10. Log back in and run startx again. This time, click
the Midori icon to bring up the browser. Type
github.com/hexxeh/rpi-update into the location
11. Also click on the LXTerminal icon to bring up a
12. In the shell, type sudo apt-get install git-core to
load some more software we will need.
13. We will now download and install the RPi
firmware updater so that our system can be
completely updated, both in terms of its firmware
and its OS software. In the Midori window, scroll
down to the Installing section and highlight the
long command that begins with sudo wget …
Once highlighted, copy it to the clipboard and
then paste it into the LXTerminal window to
14. To run the firmware updater, type sudo rpi-update.
15. After this process completes, reboot your system

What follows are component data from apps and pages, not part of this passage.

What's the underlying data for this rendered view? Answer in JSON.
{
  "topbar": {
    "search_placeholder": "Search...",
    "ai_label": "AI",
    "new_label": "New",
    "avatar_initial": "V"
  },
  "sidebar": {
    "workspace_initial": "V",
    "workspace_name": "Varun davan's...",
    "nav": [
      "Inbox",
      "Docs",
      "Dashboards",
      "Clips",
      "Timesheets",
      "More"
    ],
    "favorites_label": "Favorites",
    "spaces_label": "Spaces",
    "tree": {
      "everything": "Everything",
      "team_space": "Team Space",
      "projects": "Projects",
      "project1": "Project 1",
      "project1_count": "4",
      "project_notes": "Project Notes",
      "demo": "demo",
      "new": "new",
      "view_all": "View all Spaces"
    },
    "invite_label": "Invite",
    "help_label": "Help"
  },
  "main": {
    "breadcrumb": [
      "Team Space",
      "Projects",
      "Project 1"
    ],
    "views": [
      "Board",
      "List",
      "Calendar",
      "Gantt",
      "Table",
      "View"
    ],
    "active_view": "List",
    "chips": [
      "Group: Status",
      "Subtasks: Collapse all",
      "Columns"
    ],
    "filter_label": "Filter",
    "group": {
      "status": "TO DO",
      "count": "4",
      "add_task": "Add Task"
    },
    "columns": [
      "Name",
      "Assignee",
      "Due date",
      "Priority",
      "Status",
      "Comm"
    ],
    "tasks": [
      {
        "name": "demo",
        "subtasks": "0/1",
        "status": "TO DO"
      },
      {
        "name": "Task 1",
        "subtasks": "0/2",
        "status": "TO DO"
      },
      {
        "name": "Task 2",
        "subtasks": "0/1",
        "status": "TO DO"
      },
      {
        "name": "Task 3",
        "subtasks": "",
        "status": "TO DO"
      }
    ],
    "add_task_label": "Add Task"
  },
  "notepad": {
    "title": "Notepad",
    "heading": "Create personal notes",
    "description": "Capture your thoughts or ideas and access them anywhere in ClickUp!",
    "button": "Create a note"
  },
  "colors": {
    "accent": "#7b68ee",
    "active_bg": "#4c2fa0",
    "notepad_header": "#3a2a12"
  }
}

again and log back in.
16. Next, we will install software that will automount
any USB Flash drives plugged into the RPi. This
means that if you plug in a new Flash drive, the
system will recognize it automatically without you
having to do anything. Type sudo apt-get install
usbmount. When completed, type sudo service
udev restart to make the system begin using the
17. To test that automounting is working, list the
content of the directory /media/usb0 using the
command ls /media/usb0. The directory should be
empty. Plug in a Flash drive with some files on it
into the USB hub and run the command again.
This time, the content of the Flash drive should be
visible in the directory listing. If not, reboot and
18. Finally, install MPD and MPC using the command
sudo apt-get install mpc mpd. We install MPD
because we need it; we install MPC to help in
testing the MPD server.
19. Next, we need to edit the MPD configuration file
that was just installed. We will invoke the vi
program editor with the following command line:
sudo vi /etc/ mpd.conf. You can use another editor
if you are more comfortable with it.
20. Find the music_directory line in the file and
change its value in double quotes to "/media
/usb0." This tells MPD where to look for music
files. Next, find the bind_to_address line and
replace "localhost" with "any." This allows us to
interact with the MPD server remotely. Next, find
the line #mixer_type "software" and remove the #
sign. Finally, find the line #autoupdate "yes"; first
remove the sign, and then change "yes" to "no."
Save the changes to the file with the command
:wq if using vi.